That's for the electronics, but that's not all I got. I designed brand new rails with holes and stuff to be modular. I also designed switches (only the static part yet) and assembled a whole train station. Go to my GitHub to see the STL files along with the codes and schematics.
Still no news from the 3D printer...
09/07/2014 at 12:48 •
I started developing the motor control part. The motor will be driven by a MOSFET H-brigde with PWM. Here's the motor of the train:
As you can see, It's a basic, common DC motor, nothing fancy.
The prototype of the H-bridge wasn't too perfect. It didn't use resistors at all, and I connected the gates together. Needless to say, I burned all 4 mosfets. What a shame. Here is the prototype, may it rest in peace:
The new design is somewhat better, using current-limiting and pull-up/down resistors. The P-channel mosfets will be used digitall, while the N-channel mosfets will take care of the PWM control. Here's the schem:
I look forward to se how that'll work.
School started recently (yay :/ ) so I have less time to development. I hope I can try this out next weekend though.
08/20/2014 at 19:38 •

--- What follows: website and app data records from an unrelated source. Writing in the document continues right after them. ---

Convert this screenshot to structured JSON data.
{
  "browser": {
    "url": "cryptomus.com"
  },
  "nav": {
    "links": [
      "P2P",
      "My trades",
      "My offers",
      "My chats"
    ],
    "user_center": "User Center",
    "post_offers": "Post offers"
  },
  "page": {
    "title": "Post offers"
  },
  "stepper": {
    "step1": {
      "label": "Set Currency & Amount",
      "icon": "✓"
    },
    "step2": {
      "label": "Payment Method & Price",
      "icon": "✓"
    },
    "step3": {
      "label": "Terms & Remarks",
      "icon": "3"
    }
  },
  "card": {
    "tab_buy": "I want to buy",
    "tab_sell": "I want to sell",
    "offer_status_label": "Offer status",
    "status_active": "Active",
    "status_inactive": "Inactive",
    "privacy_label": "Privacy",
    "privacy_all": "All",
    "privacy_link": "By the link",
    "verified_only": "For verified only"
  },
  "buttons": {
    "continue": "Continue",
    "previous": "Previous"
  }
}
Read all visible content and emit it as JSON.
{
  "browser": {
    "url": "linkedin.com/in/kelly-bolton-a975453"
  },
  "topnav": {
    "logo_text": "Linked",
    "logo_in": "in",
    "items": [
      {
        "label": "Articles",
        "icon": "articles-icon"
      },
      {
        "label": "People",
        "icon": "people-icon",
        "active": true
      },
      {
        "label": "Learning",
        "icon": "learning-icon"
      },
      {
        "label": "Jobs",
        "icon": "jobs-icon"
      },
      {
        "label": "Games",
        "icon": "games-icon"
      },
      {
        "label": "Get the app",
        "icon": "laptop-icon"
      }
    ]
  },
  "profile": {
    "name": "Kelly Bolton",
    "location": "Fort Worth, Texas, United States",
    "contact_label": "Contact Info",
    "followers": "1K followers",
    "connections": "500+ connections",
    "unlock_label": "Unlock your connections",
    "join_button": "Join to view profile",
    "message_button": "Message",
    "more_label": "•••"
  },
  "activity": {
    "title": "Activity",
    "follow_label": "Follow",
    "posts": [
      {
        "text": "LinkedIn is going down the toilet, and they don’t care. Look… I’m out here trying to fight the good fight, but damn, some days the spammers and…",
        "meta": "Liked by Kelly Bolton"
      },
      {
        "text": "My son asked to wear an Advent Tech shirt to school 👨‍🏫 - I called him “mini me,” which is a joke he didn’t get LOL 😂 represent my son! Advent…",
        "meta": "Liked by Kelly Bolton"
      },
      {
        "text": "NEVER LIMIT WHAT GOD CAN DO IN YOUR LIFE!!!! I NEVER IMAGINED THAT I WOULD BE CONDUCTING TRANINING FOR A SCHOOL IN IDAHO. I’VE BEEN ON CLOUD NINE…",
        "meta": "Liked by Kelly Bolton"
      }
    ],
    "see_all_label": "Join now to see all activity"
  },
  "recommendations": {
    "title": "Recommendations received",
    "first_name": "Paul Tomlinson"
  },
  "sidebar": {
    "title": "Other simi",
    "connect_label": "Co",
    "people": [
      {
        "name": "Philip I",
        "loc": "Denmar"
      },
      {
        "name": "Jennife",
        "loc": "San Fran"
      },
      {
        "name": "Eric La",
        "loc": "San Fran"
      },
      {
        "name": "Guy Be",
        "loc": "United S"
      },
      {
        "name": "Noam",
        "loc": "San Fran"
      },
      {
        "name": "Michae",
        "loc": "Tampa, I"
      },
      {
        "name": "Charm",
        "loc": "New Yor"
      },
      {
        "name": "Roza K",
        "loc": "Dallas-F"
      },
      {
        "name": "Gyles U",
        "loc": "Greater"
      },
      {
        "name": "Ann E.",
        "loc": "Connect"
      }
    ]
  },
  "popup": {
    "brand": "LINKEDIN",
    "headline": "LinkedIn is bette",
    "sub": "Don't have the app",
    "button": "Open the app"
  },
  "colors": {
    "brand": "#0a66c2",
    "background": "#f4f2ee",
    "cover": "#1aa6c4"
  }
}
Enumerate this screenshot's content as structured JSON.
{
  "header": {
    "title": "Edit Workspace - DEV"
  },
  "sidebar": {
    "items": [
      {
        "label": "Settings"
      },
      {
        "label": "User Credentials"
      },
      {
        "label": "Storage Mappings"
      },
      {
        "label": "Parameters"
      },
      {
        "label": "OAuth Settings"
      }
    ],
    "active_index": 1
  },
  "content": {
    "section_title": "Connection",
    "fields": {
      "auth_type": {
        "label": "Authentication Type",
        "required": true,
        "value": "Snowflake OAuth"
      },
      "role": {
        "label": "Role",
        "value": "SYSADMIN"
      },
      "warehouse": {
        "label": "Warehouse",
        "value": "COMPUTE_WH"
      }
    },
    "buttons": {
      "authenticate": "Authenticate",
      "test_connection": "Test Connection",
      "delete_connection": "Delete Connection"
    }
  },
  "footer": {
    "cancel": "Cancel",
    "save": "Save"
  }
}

Finally managed to power the AVRs through the TWPC bus. It won't drive a motor yet, but it's enough for the MCU and some LEDs.
I added a 47uF capacitor to the AVR's Vcc and GND legs. The energy comes from the data pin through an internal diode and stores in the cap for stable and continous power.
08/20/2014 at 15:35 •
Now that the circuit is complete, let's see the controls. The model railway is connected, meaning you can control it from anywhere from any device with a browser. All you need is a RaspberryPi and internet access. The Raspberry runs Apache2 with the control panel, and it communicates with the master station through UART. Then the masters sends out the commands for the slave devices through TWPC. You can control every device with one click.Looks like the electronics is almost done, here are some picures of the results so far:
08/05/2014 at 17:48 •
The next step is the communication. Not the main protocol, that will come later. This is for determining position. There will be metal plates between the rails and a contact on the bottom of the engines. When these touch, the engine's AVR will sense the pulse and send back its ID. That's all. For now, I prototyped this with an Arduino UNO and MEGA.
The communication flow through the yellow wire. There are 10K pull-down resistors to prevent catching noise in contactless state. I even draw a schematic.